There were famous wins for Porsche independents against the works cars through the Group C years. Joest, of course, triumphed over the factory at Le Mans in 1985, thanks in part to the tweaks aimed at improving the basic Porsche design. Engines developed in-house with a higher compression ratio, revised electronics and a new aerodynamic underfloor were among its developments, but some of the customers went further. Lloyd’s GTi team, one of the first wave of 956 customers, had its own chassis built in aluminium honeycomb, designed to be stiffer than Porsche’s sheet aluminium version, and was constantly on the look-out for aerodynamic improvements.
This British privateer – which took wins at Brands Hatch in ’84 (with an ungainly front-mounted wing borrowed from a Formula 3 car) and the Norisring in ’87 (with a honeycomb chassis) – started a trend that continued through the lifespan of Porsche’s Group C design. A cottage industry grew up around the 956/962.

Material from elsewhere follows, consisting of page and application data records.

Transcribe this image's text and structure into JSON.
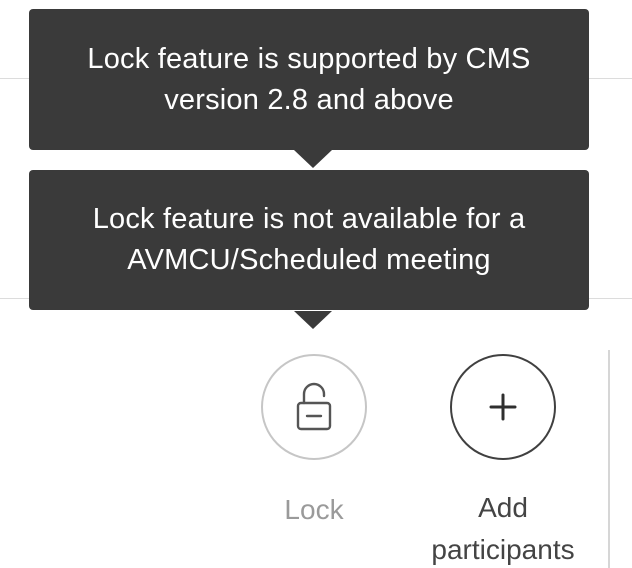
{
  "tooltips": {
    "first": "Lock feature is supported by CMS version 2.8 and above",
    "second": "Lock feature is not available for a AVMCU/Scheduled meeting"
  },
  "actions": {
    "lock": {
      "label": "Lock",
      "icon": "unlock-icon",
      "state": "disabled"
    },
    "add_participants": {
      "label": "Add participants",
      "icon": "plus-icon"
    }
  },
  "colors": {
    "tooltip_bg": "#3a3a3a",
    "tooltip_text": "#ffffff",
    "disabled_text": "#9a9a9a",
    "enabled_text": "#444444"
  }
}
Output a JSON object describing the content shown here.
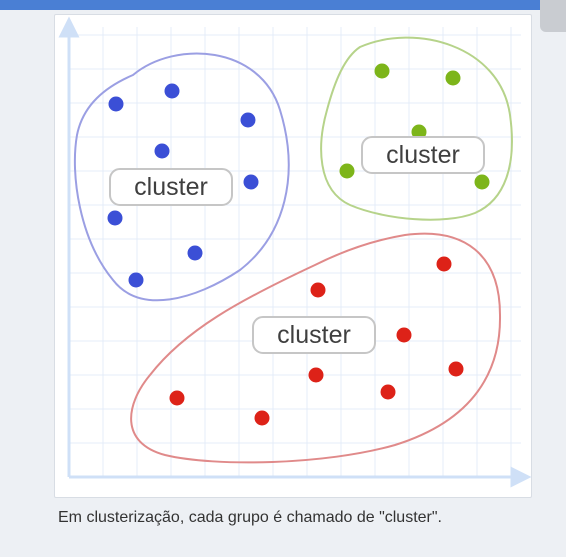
{
  "header": {
    "accent_color": "#4a7fd4"
  },
  "figure": {
    "clusters": [
      {
        "id": "blue",
        "label": "cluster",
        "point_color": "#3b4fd6",
        "outline_color": "#9b9fe3"
      },
      {
        "id": "green",
        "label": "cluster",
        "point_color": "#7db51a",
        "outline_color": "#b6d38a"
      },
      {
        "id": "red",
        "label": "cluster",
        "point_color": "#dd2218",
        "outline_color": "#e08a8a"
      }
    ]
  },
  "caption": "Em clusterização, cada grupo é chamado de \"cluster\"."
}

Group C was an inclusive category because the rules were designed that way. There was no cubic capacity limit on engines, just a cap on how much fuel could be used over the course of a race. The idea was that anyone could compete. There could be no excuse that you didn’t have the right outfit (read engine) to go to the party. Flat-sixes, V8s and V12s, turbos and normally-aspirated engines and Mazda’s rotaries all competed with effect.
That explains why fuel-formula Group C was a success and what followed was not. When fuel limitations were abandoned for 3.5-litre Formula 1 engines — in a phased introduction through 1989, 1990 and into 1991 — the world championship rapidly withered from a position of immense strength.
The WSPC opened in 1990 at Suzuka with a grid of 34 C1 cars (there was no Group C2 by this stage). Exactly one year later at the same track in Japan, there were just seven of the new 3.5-litre sports cars. Six manufacturers raced factory Group C cars in 1990 prior to Peugeot’s arrival with the first iteration of its 3.5-litre 905 at the back end of the season. Only five car makers would make it to the grid with a new generation of Group C machinery over the next two years — and never all at the same time.
The Peugeot, Jaguar’s XJR-14, the Mercedes C291, the Toyota TS010 and the Mazda MXR-01 (actually a Judd-engined Jag with a longer wheelbase) were Group C cars in name, but they were certainly not in spirit. The history of the world sports car championship, covering 40 rich seasons, came to an end in October 1992. The blame can be laid at the door of Group C’s second iteration, which wasn’t an improvement at all. It was as exclusive as the original was inclusive. It wasn’t affordable and it wasn’t sustainable.
True, Group C had everything the Automobile Club de l’Ouest at Le Mans, promoter of the WEC, is shooting for today as the revived world championship heads into the brave new world of its 2018/19 ‘superseason’ and, beyond that, new LMP1 rules for 2020/21: a big and diverse grid of prototypes, factory teams from some of the world’s most important car makers and privateers able to challenge them for outright victory.